The Environmental Cost of Production

The environmental cost of producing fast fashion items is extensive. The industry relies heavily on non-renewable resources, including oil, to produce synthetic fibers, such as polyester, and copious amounts of water to cultivate cotton and the dyeing process of fabrics. For instance, it can take more than 2,000 gallons of water to make a single pair of jeans.

Moreover, the production of fast fashion garments frequently employs harsh chemicals, dyes, and finishes, which can lead to soil degradation and water pollution. These substances can seep into the water supply, negatively impacting aquatic life and the health of communities surrounding manufacturing sites. As the fast fashion industry continues to boom, so does its environmental footprint, calling for a review of production methodologies and resource utilization.

Carbon Emissions and Climate Change

The apparel industry accounts for a substantial portion of the world’s carbon emissions. From long supply chains and energy-intensive production methods to transportation and delivery processes, each fast fashion life cycle stage contributes to greenhouse gas emissions. The reliance on cheap, coal-powered energy in manufacturing countries further exacerbates this issue, entrenching the sector’s role in climate change.

In an era where the effects of global warming are increasingly visible, the correlation between fast fashion and its carbon footprint cannot be overlooked. There is a pressing need to reconsider the entire value chain to mitigate its effect on the environment.

The Price of Disposal

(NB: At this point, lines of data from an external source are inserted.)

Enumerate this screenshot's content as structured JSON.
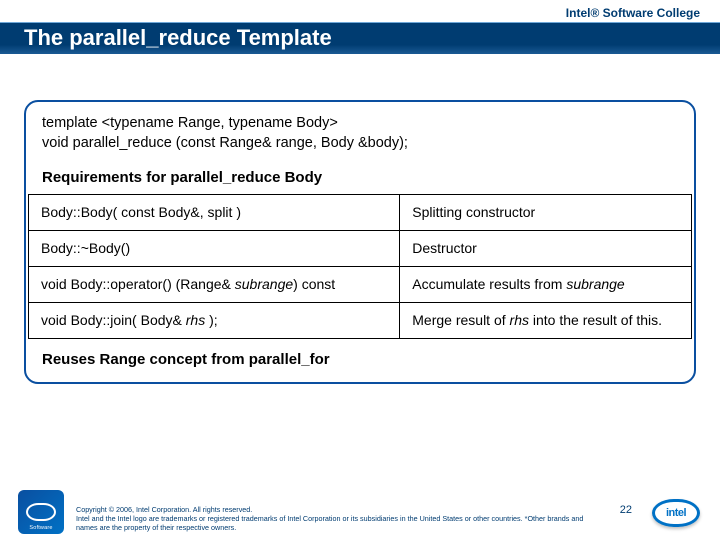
{
  "brand": "Intel® Software College",
  "title": "The parallel_reduce Template",
  "signature": {
    "line1": "template <typename Range, typename Body>",
    "line2": "void parallel_reduce (const Range& range, Body &body);"
  },
  "requirements_heading": "Requirements for parallel_reduce Body",
  "rows": [
    {
      "left": "Body::Body( const Body&, split )",
      "right": "Splitting constructor"
    },
    {
      "left": "Body::~Body()",
      "right": "Destructor"
    },
    {
      "left_pre": "void Body::operator() (Range& ",
      "left_em": "subrange",
      "left_post": ") const",
      "right_pre": "Accumulate results from ",
      "right_em": "subrange"
    },
    {
      "left_pre": "void Body::join( Body& ",
      "left_em": "rhs",
      "left_post": " );",
      "right_pre": "Merge result of ",
      "right_em": "rhs",
      "right_post": " into the result of this."
    }
  ],
  "reuses": "Reuses Range concept from parallel_for",
  "copyright": {
    "l1": "Copyright © 2006, Intel Corporation. All rights reserved.",
    "l2": "Intel and the Intel logo are trademarks or registered trademarks of Intel Corporation or its subsidiaries in the United States or other countries. *Other brands and names are the property of their respective owners."
  },
  "page": "22",
  "intel_text": "intel"
}
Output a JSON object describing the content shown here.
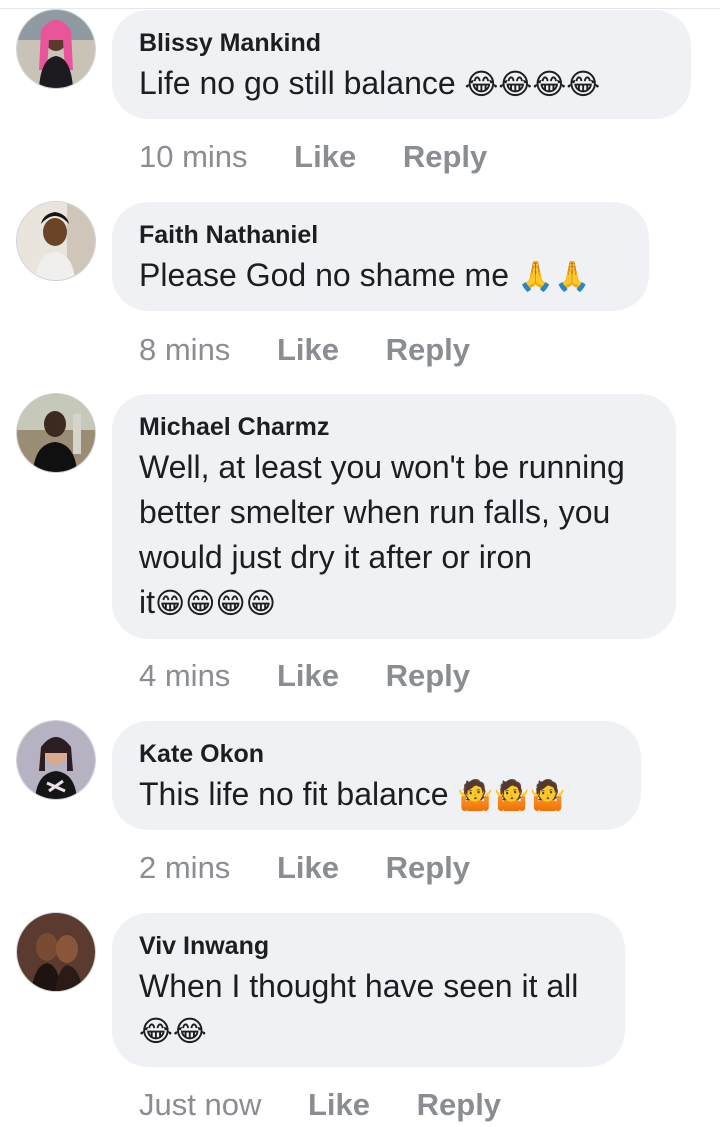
{
  "comments": [
    {
      "author": "Blissy Mankind",
      "text": "Life no go still balance",
      "emoji": "😂😂😂😂",
      "time": "10 mins",
      "like_label": "Like",
      "reply_label": "Reply"
    },
    {
      "author": "Faith Nathaniel",
      "text": "Please God no shame me",
      "emoji": "🙏🙏",
      "time": "8 mins",
      "like_label": "Like",
      "reply_label": "Reply"
    },
    {
      "author": "Michael Charmz",
      "text_lines": [
        "Well, at least you won't be running",
        "better smelter when run falls, you",
        "would just dry it after or iron"
      ],
      "text_last": "it",
      "emoji": "😁😁😁😁",
      "time": "4 mins",
      "like_label": "Like",
      "reply_label": "Reply"
    },
    {
      "author": "Kate Okon",
      "text": "This life no fit balance",
      "emoji": "🤷🤷🤷",
      "time": "2 mins",
      "like_label": "Like",
      "reply_label": "Reply"
    },
    {
      "author": "Viv Inwang",
      "text": "When I thought have seen it all",
      "emoji": "😂😂",
      "time": "Just now",
      "like_label": "Like",
      "reply_label": "Reply"
    }
  ],
  "colors": {
    "bubble": "#eff1f5",
    "meta": "#8a8d91",
    "text": "#1c1e21"
  }
}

Once consumers tire of their trendy purchases, disposal becomes another environmental hazard. Many fast-fashion garments are not designed to be durable, so they are unlikely to be suitable for second-hand use. While some items end up in thrift stores, many find their way to landfills or incinerators. As most clothing contains synthetic fibers, this releases toxic gases and persistent environmental pollutants. The lack of biodegradability of these materials means they linger in the environment for decades, releasing microfibers that contaminate water and soil.

Finding effective recycling and upcycling methods for textile materials is a crucial challenge that must be addressed to temper the environmental damage caused by clothing disposal.

A Shift Towards Sustainability

In response to the mounting evidence of their environmental impact, some fast fashion brands are beginning to adopt more sustainable practices. These initiatives point toward a potential positive change in the industry, from reducing water usage and utilizing eco-friendly materials to investing in recycling technologies.

Sustainable fashion movements are also critical in driving awareness and altering consumer behavior. Encouraging individuals to buy less, choose well, and make clothes last by supporting sustainable brands or opting for second-hand and vintage clothing could help reduce the strain fast fashion places on the environment.


The effect of fast fashion on the environment is of considerable magnitude. With its vast water consumption, chemical pollution, carbon emissions, and waste, the industry poses a significant threat to the planet. However, the burgeoning sustainable fashion movement provides a glimmer of hope. Consumers and companies must take responsibility and strive for a more resource-conserving, less wasteful clothing industry to ensure a healthier environment. It is not just about changing fashion trends but transforming the ethos of clothing consumption for the well-being of our planet.